(Additional prices charged by human smugglers.)

Source:  “Arrests over people-smuggling in Australia,” Al Jazeera, August 29, 2013.

In 2013, a member of the Iraqi Parliament stated that up to 20 percent the country’ investment budget was subject to money laundering. According to calculations conducted by Al Monitor, the amount of money laundering that takes place in Iraq is $9 Billion per year.

(More money laundering examples.)

Source: Omar al-Shaher, “Iraqi Official Estimates Money Laundering to Be in the Billions,” Al-Monitor, August 21, 2013.


Corruption within the criminal justice system of Iraq is reported to be rampant in the 10 year anniversary of the US invasion.

According to a media report, a prisoner in the Iraqi prison system stated that he had to pay $100 to prison guards in order to take a single shower.

Other reports state that even though a judge may set someone free, the person must still pay numerous bribes in order to be released.

Police officers are also reported to shakedown citizens because they need to recuperate the bribe they paid in order to become a police officer.

(Additional examples of police corruption.)

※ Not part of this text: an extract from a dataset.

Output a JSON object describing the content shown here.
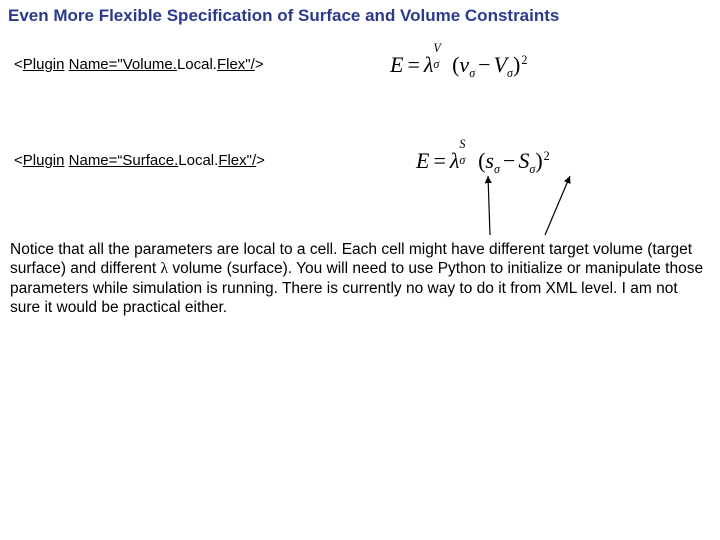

Source:  Patrick Cockburn, “Iraq 10 years on: How Baghdad became a city of corruption,” Independent, March 4, 2013.

A report by the United States Special Inspector General states that $1 Billion per week is leaving Iraq. The report states that up to 80 percent of the money leaving is believed to consist of various money laundering techniques.

Source:  Tony Capaccio, “Iraq Violence Surges Amid Corruption, U.S. Report Finds,” Bloomberg Businessweek, October 30, 2012.

In the seven years after the 2003 war in Iraq, the Organization for Women’s Freedom in Iraq estimates that around 4,000 women disappeared from the country due to human trafficking activities. One fifth of the disappeared women between 2003 and 2010 were under the age of 18.

Source: Laura Smith-Spark, “Silent victims: Iraqi women trafficked for sex, report says,” CNN, November 9, 2011.

Virgin teenage girls in Iraq are reported to be sold to human traffickers for $5,000, double the price of non-virgins. The girls are trafficked to Northern Iraq, Syria and the United Arab Emirates.

Within Iraq, sex with a prostitute costs $100 per session.

Source: Rebecca Murry, “Female Trafficking Soars in Iraq,” IPS, August 27, 2011.

Additional prostitution stats and prices available in our ebook:

The price to have sex with a teenage prostitute in Kurdish controlled areas of Iraq was $150 in 2011. The reported price for sex with a prostitutes tends to become cheaper as the age of the prostitute increases.

Lap dances for several hours costs around $200, with additional costs for sex.

There were about 400 locations of prostitution in the forms of massage parlors and hotels  in one province of Iraqi Kurdistan in 2011.

(More prices of prostitution around the world.)

Source: AFP, “Kurdish MP fights battle to legalise prostitution,” Google News, August 13, 2011.

Additional prostitution stats and prices available in our ebook:

In 2011, the Iraqi Parliament began investigations in reports that 20,000 government officials used fake diplomas and degrees to obtain their jobs.

Fake degrees and diplomas are traded on the black market in Iraq for prices between $1,500 to $7,000.

(Fake diploma certificates and other academic degrees information.)

Source: Wagdy Sawahel, “UAE: Smart system to prevent degree fraud,” University World News, July 24, 2011.

Between April and June of 2011, six to seven Iraqis were kidnapped each month. The average ransom paid to the kidnappers was $50,000.

In  Kirkuk Province, there were over 60 reported cases of kidnapping for ransom in 2010. In 2011, 30 cases have been reported in the first 5 months of the year.

Source:  AFP, “Blind date to blindfold: the kidnap business in Iraq,” Google News, August 5, 2011.